Report every line from the following entries that contains the string "Ctrl".
*** Data in this exercise ***
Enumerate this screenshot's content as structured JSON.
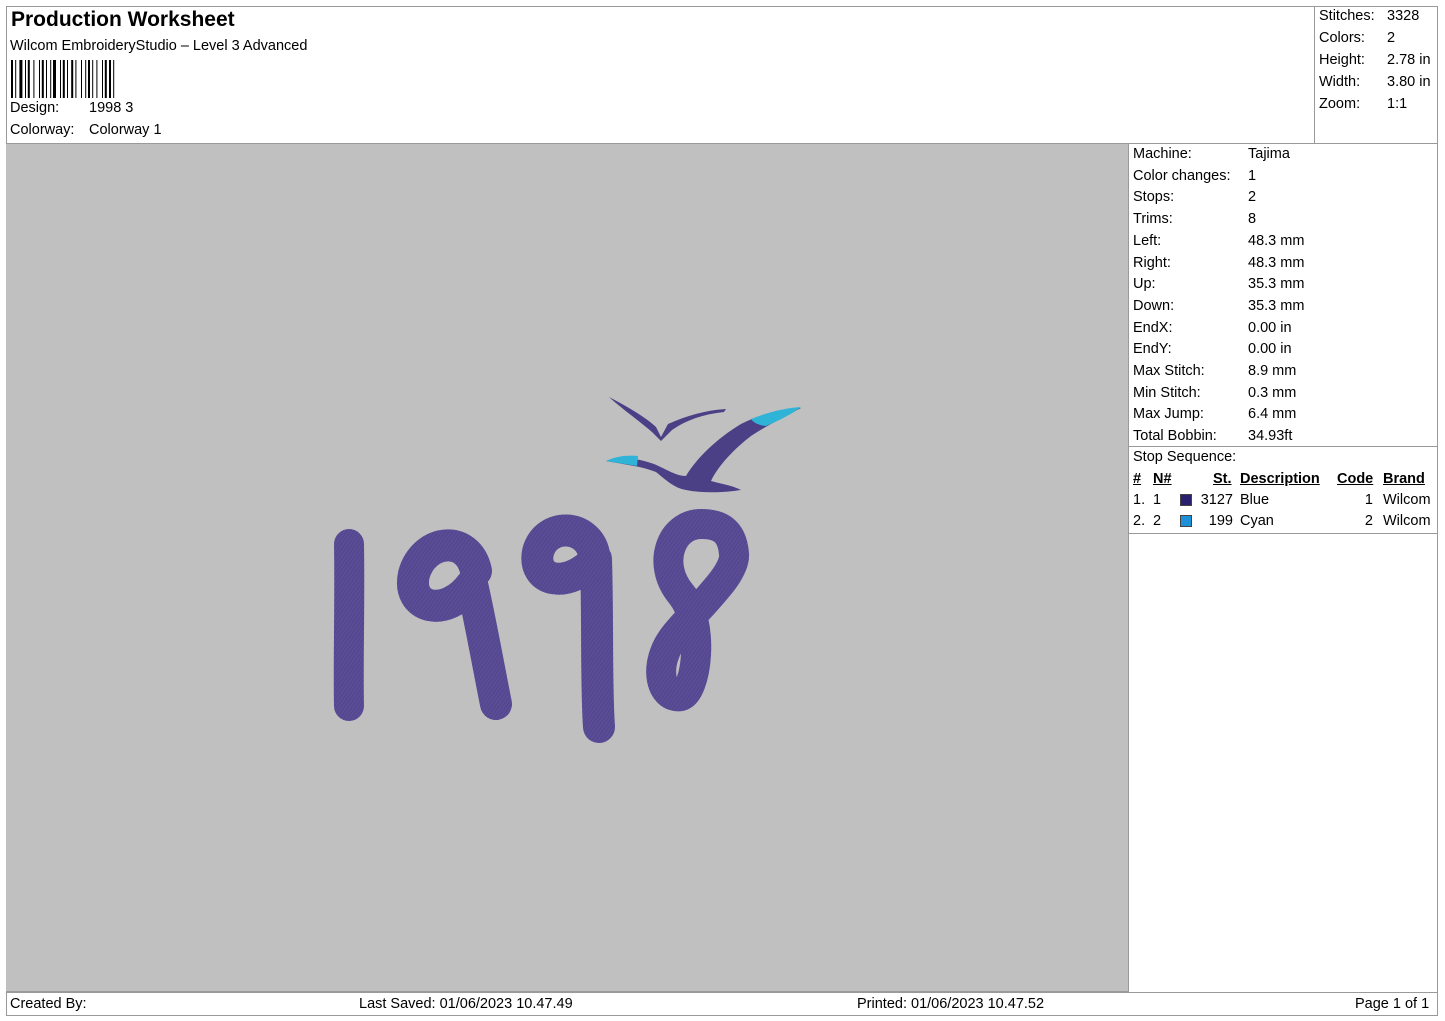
{
  "header": {
    "title": "Production Worksheet",
    "subtitle": "Wilcom EmbroideryStudio – Level 3 Advanced",
    "design_label": "Design:",
    "design_value": "1998 3",
    "colorway_label": "Colorway:",
    "colorway_value": "Colorway 1"
  },
  "stats": {
    "stitches_label": "Stitches:",
    "stitches_value": "3328",
    "colors_label": "Colors:",
    "colors_value": "2",
    "height_label": "Height:",
    "height_value": "2.78 in",
    "width_label": "Width:",
    "width_value": "3.80 in",
    "zoom_label": "Zoom:",
    "zoom_value": "1:1"
  },
  "machine_info": [
    {
      "label": "Machine:",
      "value": "Tajima"
    },
    {
      "label": "Color changes:",
      "value": "1"
    },
    {
      "label": "Stops:",
      "value": "2"
    },
    {
      "label": "Trims:",
      "value": "8"
    },
    {
      "label": "Left:",
      "value": "48.3 mm"
    },
    {
      "label": "Right:",
      "value": "48.3 mm"
    },
    {
      "label": "Up:",
      "value": "35.3 mm"
    },
    {
      "label": "Down:",
      "value": "35.3 mm"
    },
    {
      "label": "EndX:",
      "value": "0.00 in"
    },
    {
      "label": "EndY:",
      "value": "0.00 in"
    },
    {
      "label": "Max Stitch:",
      "value": "8.9 mm"
    },
    {
      "label": "Min Stitch:",
      "value": "0.3 mm"
    },
    {
      "label": "Max Jump:",
      "value": "6.4 mm"
    },
    {
      "label": "Total Bobbin:",
      "value": "34.93ft"
    }
  ],
  "stop_sequence": {
    "title": "Stop Sequence:",
    "columns": {
      "index": "#",
      "n": "N#",
      "st": "St.",
      "description": "Description",
      "code": "Code",
      "brand": "Brand"
    },
    "rows": [
      {
        "index": "1.",
        "n": "1",
        "color": "#2a1f6e",
        "st": "3127",
        "description": "Blue",
        "code": "1",
        "brand": "Wilcom"
      },
      {
        "index": "2.",
        "n": "2",
        "color": "#1e90d8",
        "st": "199",
        "description": "Cyan",
        "code": "2",
        "brand": "Wilcom"
      }
    ]
  },
  "design_colors": {
    "thread_main": "#5a4d96",
    "thread_accent": "#2fb4d8",
    "canvas": "#c0c0c0"
  },
  "footer": {
    "created_by": "Created By:",
    "last_saved": "Last Saved: 01/06/2023 10.47.49",
    "printed": "Printed: 01/06/2023 10.47.52",
    "page": "Page 1 of 1"
  }
}
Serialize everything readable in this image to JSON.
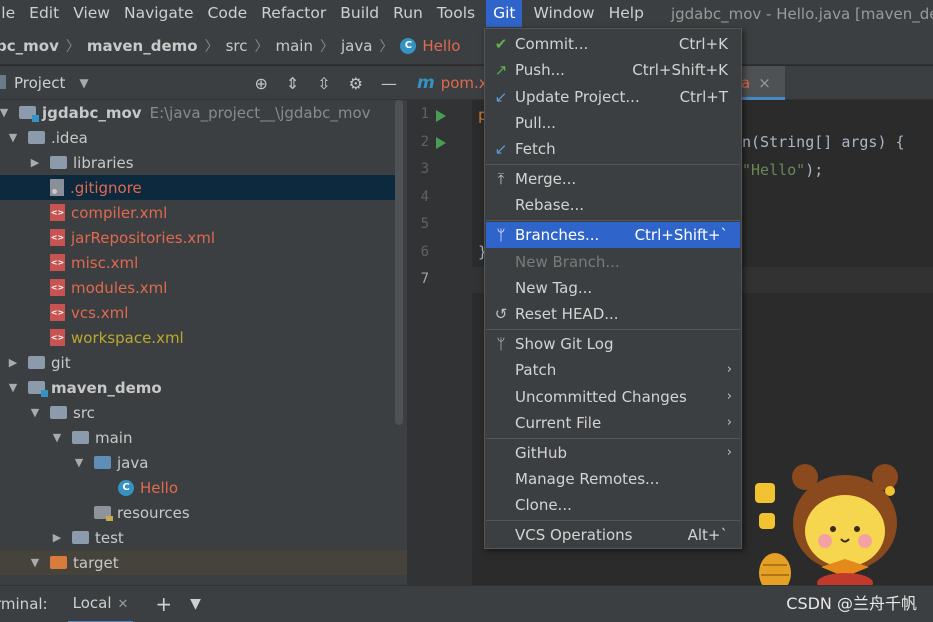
{
  "menubar": {
    "items": [
      "ile",
      "Edit",
      "View",
      "Navigate",
      "Code",
      "Refactor",
      "Build",
      "Run",
      "Tools",
      "Git",
      "Window",
      "Help"
    ],
    "window_title": "jgdabc_mov - Hello.java [maven_der"
  },
  "breadcrumb": {
    "items": [
      "bc_mov",
      "maven_demo",
      "src",
      "main",
      "java",
      "Hello"
    ]
  },
  "project_panel": {
    "title": "Project",
    "tree": [
      {
        "label": "jgdabc_mov",
        "path": "E:\\java_project__\\jgdabc_mov"
      },
      {
        "label": ".idea"
      },
      {
        "label": "libraries"
      },
      {
        "label": ".gitignore"
      },
      {
        "label": "compiler.xml"
      },
      {
        "label": "jarRepositories.xml"
      },
      {
        "label": "misc.xml"
      },
      {
        "label": "modules.xml"
      },
      {
        "label": "vcs.xml"
      },
      {
        "label": "workspace.xml"
      },
      {
        "label": "git"
      },
      {
        "label": "maven_demo"
      },
      {
        "label": "src"
      },
      {
        "label": "main"
      },
      {
        "label": "java"
      },
      {
        "label": "Hello"
      },
      {
        "label": "resources"
      },
      {
        "label": "test"
      },
      {
        "label": "target"
      }
    ]
  },
  "editor": {
    "tabs": [
      {
        "label": "pom.x",
        "icon": "m"
      },
      {
        "label": "a",
        "close": "×"
      }
    ],
    "line_numbers": [
      "1",
      "2",
      "3",
      "4",
      "5",
      "6",
      "7"
    ],
    "code": {
      "line1": "p",
      "line2_part": "n(String[] args) {",
      "line3_str": "\"Hello\"",
      "line3_end": ");",
      "line6": "}"
    }
  },
  "git_menu": {
    "items": [
      {
        "label": "Commit...",
        "shortcut": "Ctrl+K",
        "icon": "check-icon"
      },
      {
        "label": "Push...",
        "shortcut": "Ctrl+Shift+K",
        "icon": "push-arrow-icon"
      },
      {
        "label": "Update Project...",
        "shortcut": "Ctrl+T",
        "icon": "update-arrow-icon"
      },
      {
        "label": "Pull...",
        "shortcut": ""
      },
      {
        "label": "Fetch",
        "shortcut": "",
        "icon": "fetch-arrow-icon"
      },
      {
        "label": "Merge...",
        "shortcut": "",
        "icon": "merge-icon"
      },
      {
        "label": "Rebase...",
        "shortcut": ""
      },
      {
        "label": "Branches...",
        "shortcut": "Ctrl+Shift+`",
        "icon": "branch-icon"
      },
      {
        "label": "New Branch...",
        "shortcut": ""
      },
      {
        "label": "New Tag...",
        "shortcut": ""
      },
      {
        "label": "Reset HEAD...",
        "shortcut": "",
        "icon": "reset-icon"
      },
      {
        "label": "Show Git Log",
        "shortcut": "",
        "icon": "branch-icon"
      },
      {
        "label": "Patch",
        "submenu": "›"
      },
      {
        "label": "Uncommitted Changes",
        "submenu": "›"
      },
      {
        "label": "Current File",
        "submenu": "›"
      },
      {
        "label": "GitHub",
        "submenu": "›"
      },
      {
        "label": "Manage Remotes...",
        "shortcut": ""
      },
      {
        "label": "Clone...",
        "shortcut": ""
      },
      {
        "label": "VCS Operations",
        "shortcut": "Alt+`"
      }
    ]
  },
  "terminal": {
    "label": "rminal:",
    "tab": "Local"
  },
  "watermark": "CSDN @兰舟千帆",
  "colors": {
    "accent": "#2f65ca",
    "panel_bg": "#3c3f41",
    "editor_bg": "#2b2b2b",
    "untracked_red": "#e0694e",
    "ignored_olive": "#bba92e"
  }
}
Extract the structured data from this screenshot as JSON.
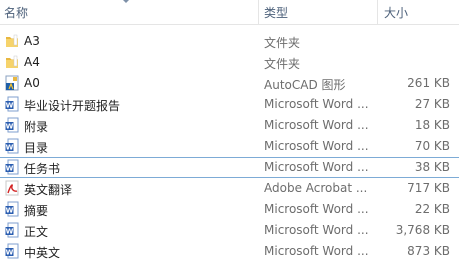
{
  "columns": {
    "name": "名称",
    "type": "类型",
    "size": "大小"
  },
  "files": [
    {
      "name": "A3",
      "type": "文件夹",
      "size": "",
      "icon": "folder-icon"
    },
    {
      "name": "A4",
      "type": "文件夹",
      "size": "",
      "icon": "folder-icon"
    },
    {
      "name": "A0",
      "type": "AutoCAD 图形",
      "size": "261 KB",
      "icon": "autocad-file-icon"
    },
    {
      "name": "毕业设计开题报告",
      "type": "Microsoft Word ...",
      "size": "27 KB",
      "icon": "word-document-icon"
    },
    {
      "name": "附录",
      "type": "Microsoft Word ...",
      "size": "18 KB",
      "icon": "word-document-icon"
    },
    {
      "name": "目录",
      "type": "Microsoft Word ...",
      "size": "70 KB",
      "icon": "word-document-icon"
    },
    {
      "name": "任务书",
      "type": "Microsoft Word ...",
      "size": "38 KB",
      "icon": "word-document-icon",
      "selected": true
    },
    {
      "name": "英文翻译",
      "type": "Adobe Acrobat ...",
      "size": "717 KB",
      "icon": "pdf-file-icon"
    },
    {
      "name": "摘要",
      "type": "Microsoft Word ...",
      "size": "22 KB",
      "icon": "word-document-icon"
    },
    {
      "name": "正文",
      "type": "Microsoft Word ...",
      "size": "3,768 KB",
      "icon": "word-document-icon"
    },
    {
      "name": "中英文",
      "type": "Microsoft Word ...",
      "size": "873 KB",
      "icon": "word-document-icon"
    }
  ]
}
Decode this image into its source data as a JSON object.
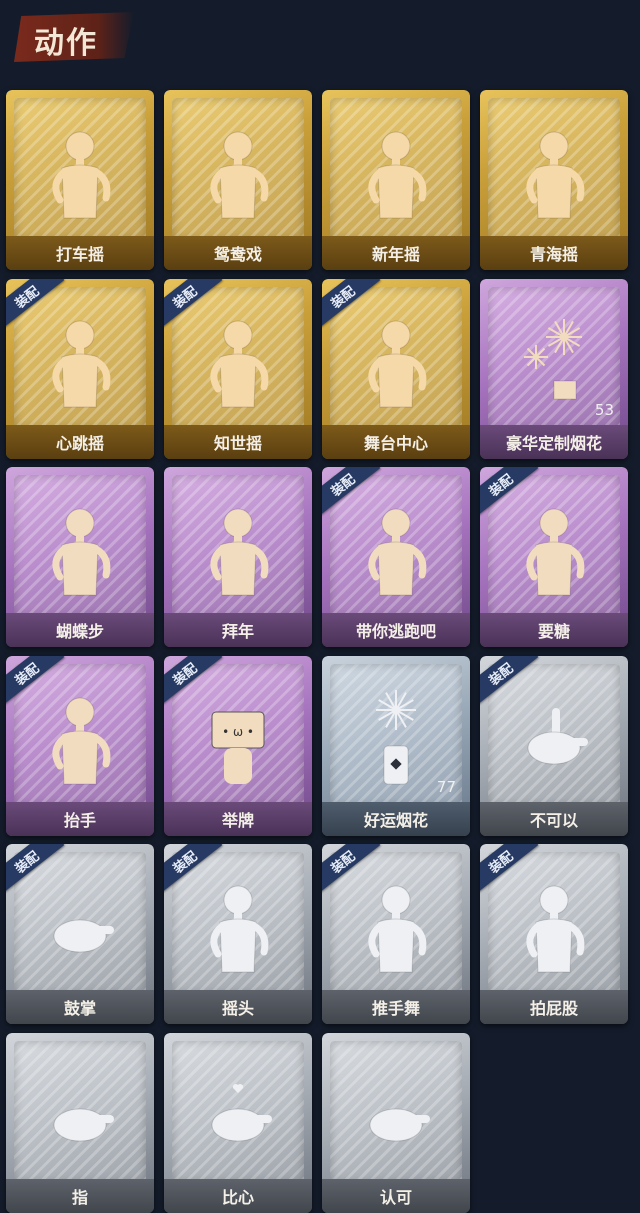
{
  "header": {
    "title": "动作"
  },
  "badge_text": "装配",
  "cards": [
    {
      "label": "打车摇",
      "tier": "gold",
      "equipped": false,
      "icon": "dance-figure-icon"
    },
    {
      "label": "鸳鸯戏",
      "tier": "gold",
      "equipped": false,
      "icon": "dance-figure-icon"
    },
    {
      "label": "新年摇",
      "tier": "gold",
      "equipped": false,
      "icon": "dance-figure-icon"
    },
    {
      "label": "青海摇",
      "tier": "gold",
      "equipped": false,
      "icon": "dance-figure-icon"
    },
    {
      "label": "心跳摇",
      "tier": "gold",
      "equipped": true,
      "icon": "dance-figure-icon"
    },
    {
      "label": "知世摇",
      "tier": "gold",
      "equipped": true,
      "icon": "dance-figure-icon"
    },
    {
      "label": "舞台中心",
      "tier": "gold",
      "equipped": true,
      "icon": "dance-figure-icon"
    },
    {
      "label": "豪华定制烟花",
      "tier": "purple",
      "equipped": false,
      "icon": "fireworks-icon",
      "count": "53"
    },
    {
      "label": "蝴蝶步",
      "tier": "purple",
      "equipped": false,
      "icon": "dance-figure-icon"
    },
    {
      "label": "拜年",
      "tier": "purple",
      "equipped": false,
      "icon": "bow-figure-icon"
    },
    {
      "label": "带你逃跑吧",
      "tier": "purple",
      "equipped": true,
      "icon": "dance-figure-icon"
    },
    {
      "label": "要糖",
      "tier": "purple",
      "equipped": true,
      "icon": "figure-icon"
    },
    {
      "label": "抬手",
      "tier": "purple",
      "equipped": true,
      "icon": "figure-icon"
    },
    {
      "label": "举牌",
      "tier": "purple",
      "equipped": true,
      "icon": "sign-figure-icon"
    },
    {
      "label": "好运烟花",
      "tier": "silverblue",
      "equipped": false,
      "icon": "firecracker-icon",
      "count": "77"
    },
    {
      "label": "不可以",
      "tier": "gray",
      "equipped": true,
      "icon": "finger-wag-icon"
    },
    {
      "label": "鼓掌",
      "tier": "gray",
      "equipped": true,
      "icon": "clap-hands-icon"
    },
    {
      "label": "摇头",
      "tier": "gray",
      "equipped": true,
      "icon": "figure-icon"
    },
    {
      "label": "推手舞",
      "tier": "gray",
      "equipped": true,
      "icon": "figure-icon"
    },
    {
      "label": "拍屁股",
      "tier": "gray",
      "equipped": true,
      "icon": "figure-icon"
    },
    {
      "label": "指",
      "tier": "gray",
      "equipped": false,
      "icon": "point-hand-icon"
    },
    {
      "label": "比心",
      "tier": "gray",
      "equipped": false,
      "icon": "heart-hand-icon"
    },
    {
      "label": "认可",
      "tier": "gray",
      "equipped": false,
      "icon": "thumbs-up-icon"
    }
  ]
}
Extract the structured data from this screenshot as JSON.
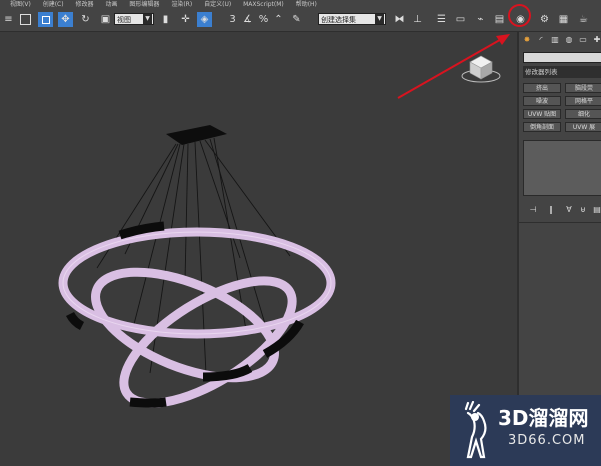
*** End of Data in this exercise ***
## Solved exercise
        "shortcut": "Ctrl+K",
        "shortcut": "Ctrl+Shift+K",
        "shortcut": "Ctrl+T",
        "shortcut": "Ctrl+Shift+`",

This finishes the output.